It seems the doctrine of constitutional identity therefore serves in Russia as a way of distinguishing between acceptable and unacceptable changes to the internal constitutional order and principles, but still it is in the process of further development.
Strengthening Presidential Control over Governors
Among the Presidential acts of the first half of 2019, is Presidential Decree #193. Dated 25 April 2019. This decree ostensibly relates to “…the performance of the highest officials (heads of the highest executive bodies of state power) of the constituent entities of the Russian Federation and the activities of the executive authorities of the constituent entities of the Russian Federation”.
Most of the Russian governors, in 85 Russian subnational units (or, regions), are elected, with some exceptions, for example in Caucasian republics, where the Head of the subnational unit is nominated by the President and elected by the local Parliament. Governors form part of the executive branch, at the regional level, of government. The new Presidential Decree however, introduces centralized control over the Governors, in accordance with a legally defined list of criteria. This signifies a move towards the centralization of the federation in Russia, introducing more presidential control over the regional executive branch of power. The suggested criteria are quite intriguing. For example, the activity of a governor will be evaluated on the basis of the following criteria: the level of trust in the governmental authorities in this subnational unit (that is, the President of the Russian Federation and certain other senior officials, including the governor), which can be determined through elections or on the basis of statistical information; the number of people employed in small and medium sized businesses; the level of labor productivity; the level of the real, average, monthly wage; life expectancy at birth; natural population growth; the level of housing affordability; the quality of the environment; the level of education; etcetera.
Methods are still being developed for the identification and determination of relevant figures and standards for these criteria.

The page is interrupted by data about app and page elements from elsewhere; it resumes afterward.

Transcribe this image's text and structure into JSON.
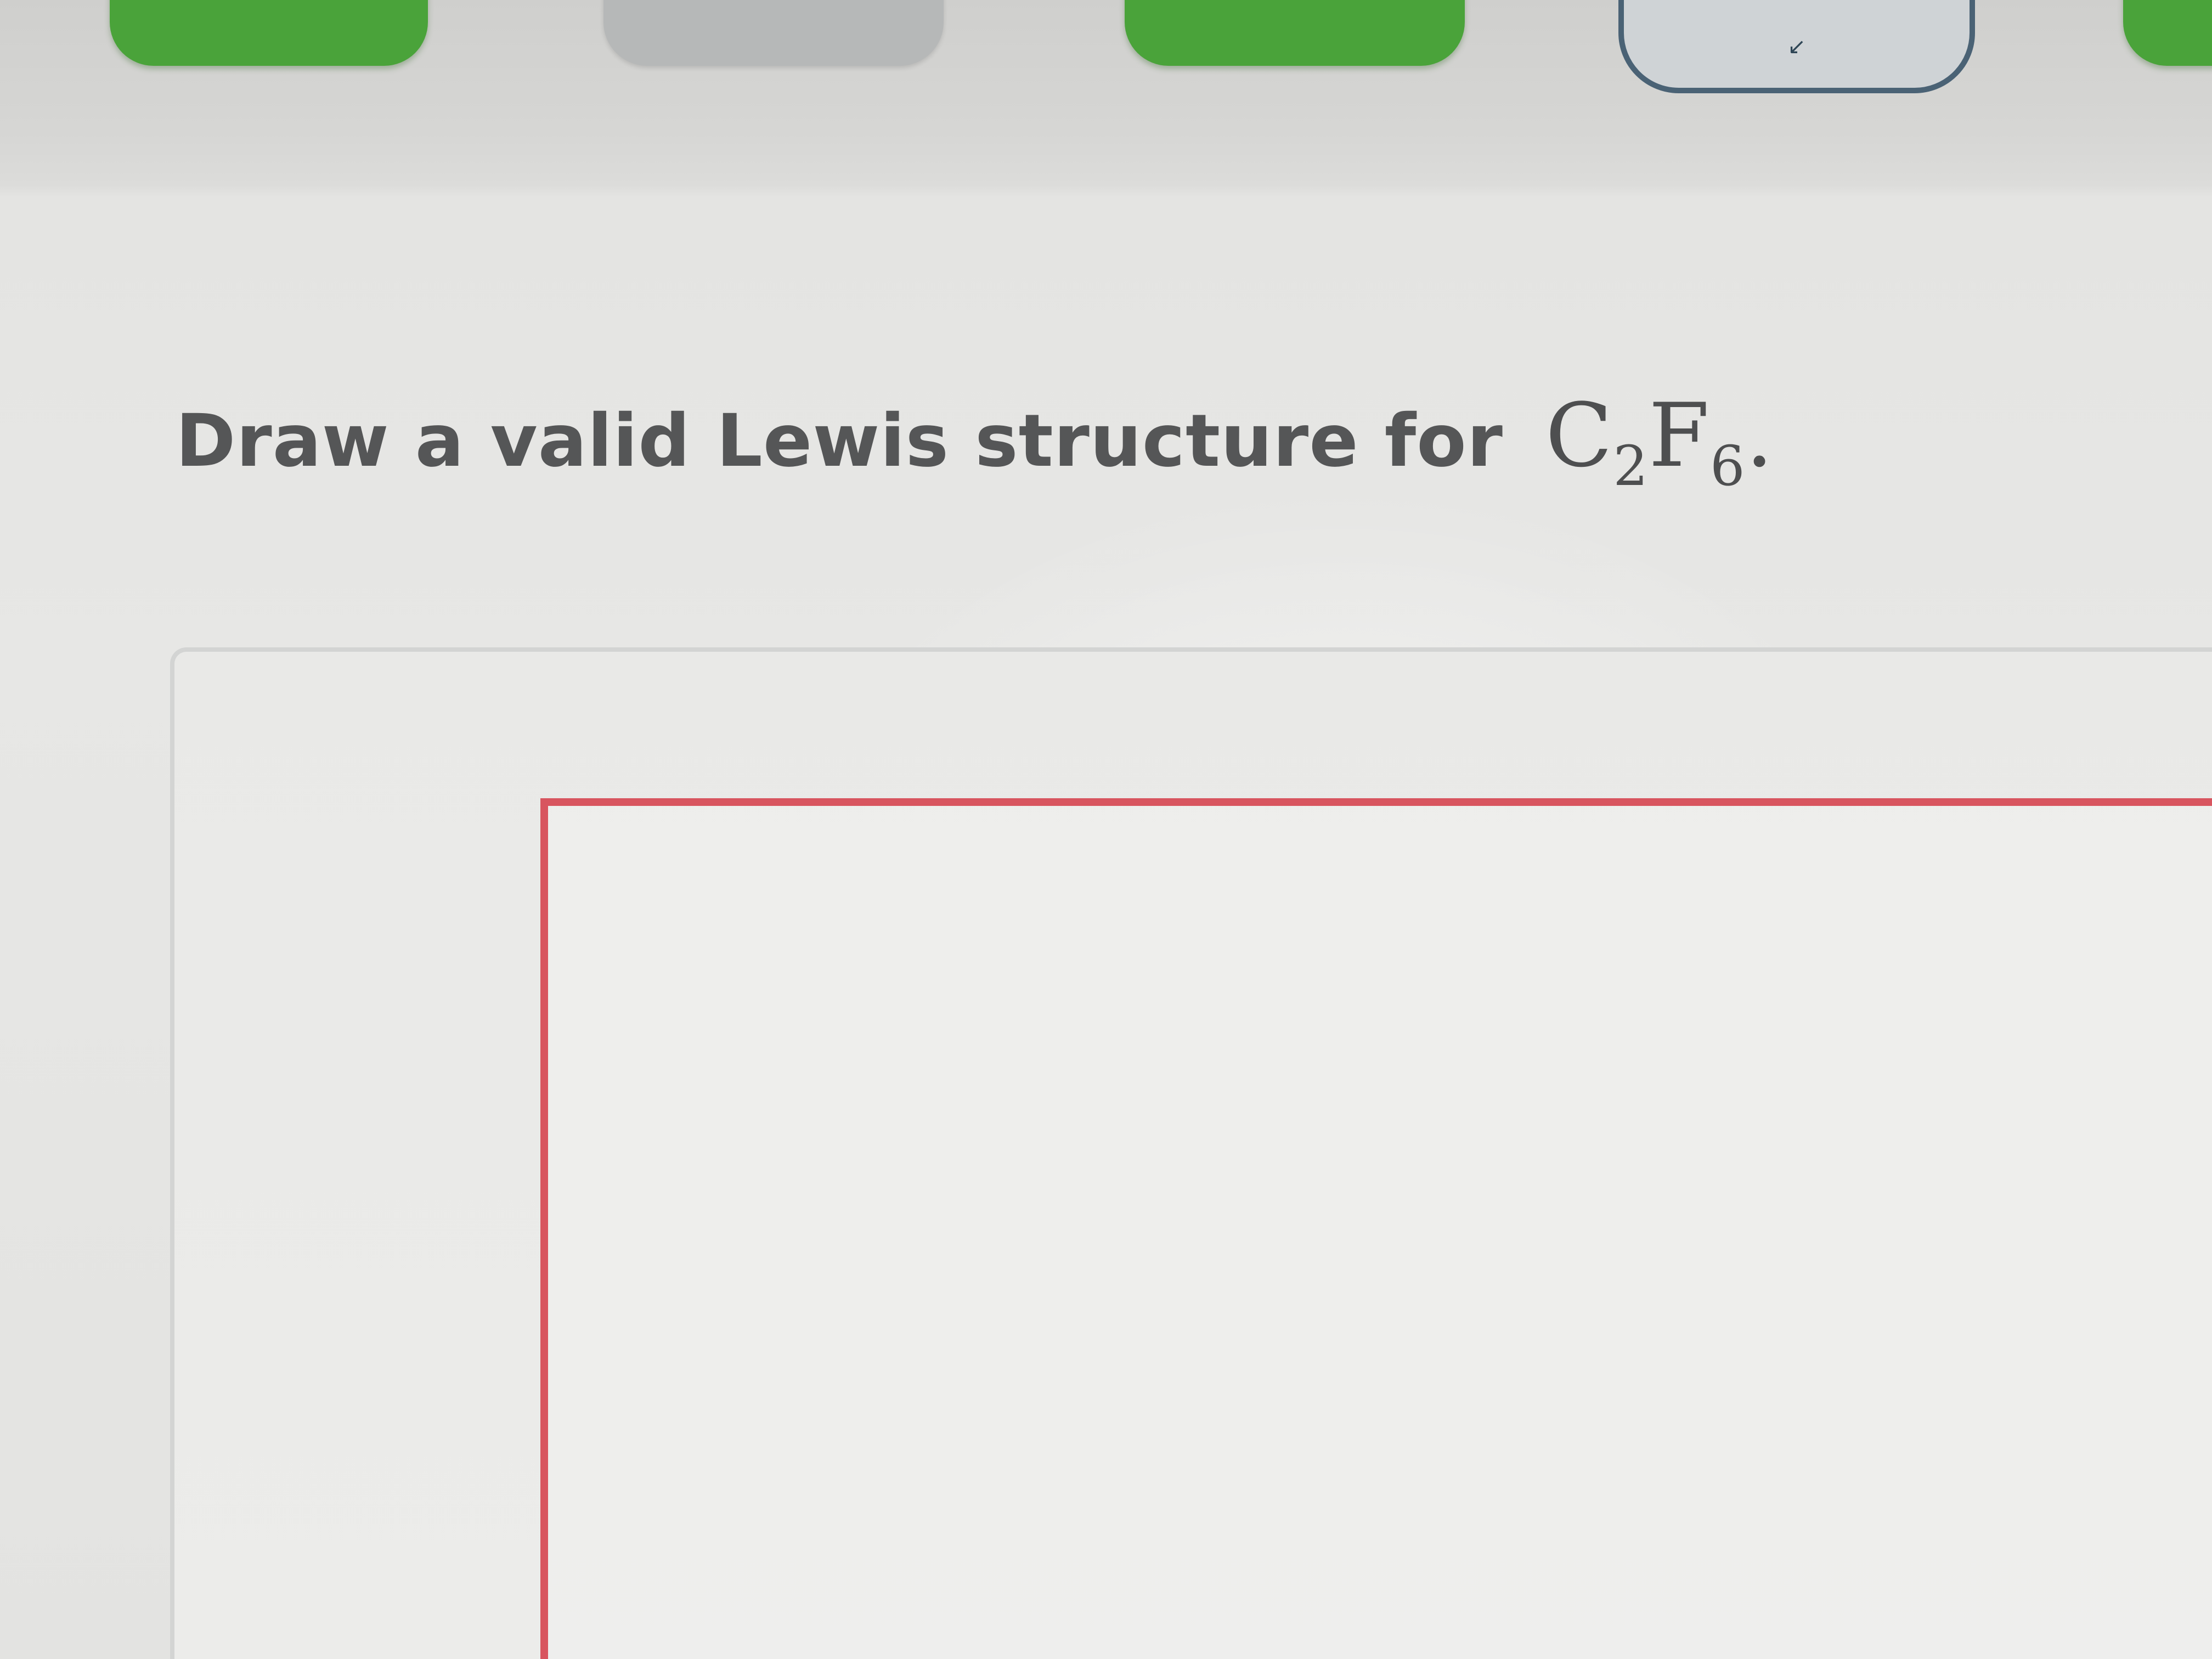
{
  "toolbar": {
    "buttons": [
      {
        "name": "tool-button-1",
        "style": "green"
      },
      {
        "name": "tool-button-2",
        "style": "gray"
      },
      {
        "name": "tool-button-3",
        "style": "green"
      },
      {
        "name": "tool-button-4",
        "style": "outlined"
      },
      {
        "name": "tool-button-5",
        "style": "green"
      }
    ]
  },
  "question": {
    "prompt": "Draw a valid Lewis structure for",
    "formula": {
      "element1": "C",
      "subscript1": "2",
      "element2": "F",
      "subscript2": "6",
      "terminal": "."
    }
  },
  "colors": {
    "accent_green": "#4aa33a",
    "canvas_border_red": "#d8555f",
    "outline_blue": "#4a6275"
  }
}
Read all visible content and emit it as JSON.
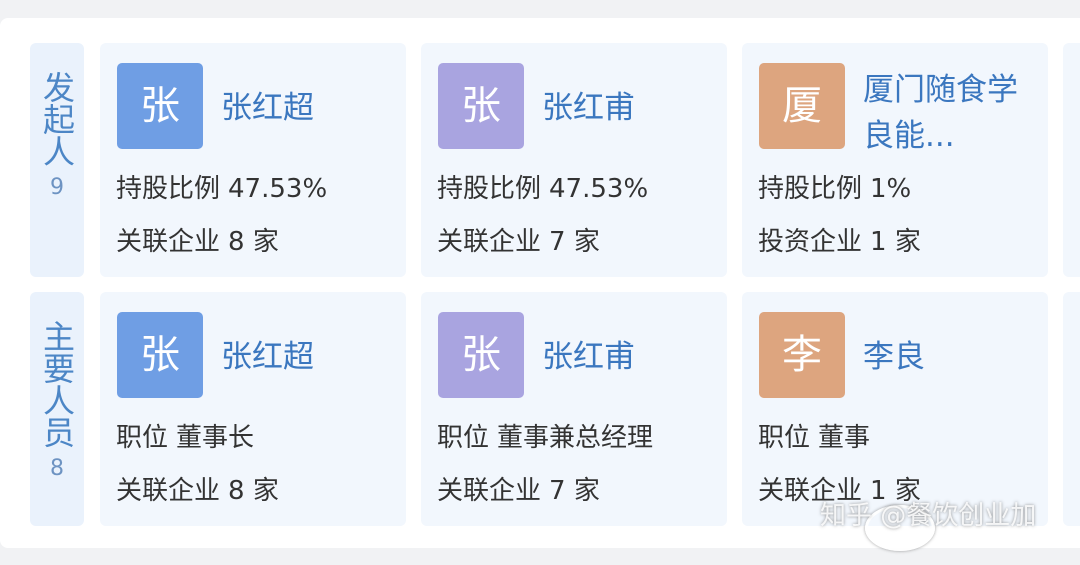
{
  "colors": {
    "avatar_blue": "#6f9ee4",
    "avatar_purple": "#a9a4e0",
    "avatar_orange": "#dda57f",
    "label_blue": "#4c86c6",
    "name_blue": "#3b77bf",
    "card_bg": "#f2f7fd",
    "side_bg": "#eaf2fc"
  },
  "founders": {
    "label": "发起人",
    "count": "9",
    "cards": [
      {
        "avatar": "张",
        "name": "张红超",
        "line1_key": "持股比例",
        "line1_val": "47.53%",
        "line2_key": "关联企业",
        "line2_val": "8 家"
      },
      {
        "avatar": "张",
        "name": "张红甫",
        "line1_key": "持股比例",
        "line1_val": "47.53%",
        "line2_key": "关联企业",
        "line2_val": "7 家"
      },
      {
        "avatar": "厦",
        "name": "厦门随食学良能...",
        "line1_key": "持股比例",
        "line1_val": "1%",
        "line2_key": "投资企业",
        "line2_val": "1 家"
      }
    ]
  },
  "staff": {
    "label": "主要人员",
    "count": "8",
    "cards": [
      {
        "avatar": "张",
        "name": "张红超",
        "line1_key": "职位",
        "line1_val": "董事长",
        "line2_key": "关联企业",
        "line2_val": "8 家"
      },
      {
        "avatar": "张",
        "name": "张红甫",
        "line1_key": "职位",
        "line1_val": "董事兼总经理",
        "line2_key": "关联企业",
        "line2_val": "7 家"
      },
      {
        "avatar": "李",
        "name": "李良",
        "line1_key": "职位",
        "line1_val": "董事",
        "line2_key": "关联企业",
        "line2_val": "1 家"
      }
    ]
  },
  "watermark": {
    "text": "知乎 @餐饮创业加"
  }
}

Once the decree starts being implemented however, it is likely we will see control by the President over the regional leaders of the executive branch of government intensified, and non-conformity with the stipulated criteria used as a reason for the dismissal of regional leaders by the President of Russia.
Elena Kremyanskaya is an Associate Professor, Chair of Constitutional Law at MGIMO-University, Moscow.
Suggested Citation: Elena Kremyanskaya, ‘Recent and Potential Future Constitutional Developments in Russia’ IACL-AIDC Blog (10 July 2019) <https://blog-iacl-aidc.org/2019globrev/2019/7/9/recent-and-potential-future-constitutional-developments-in-russia>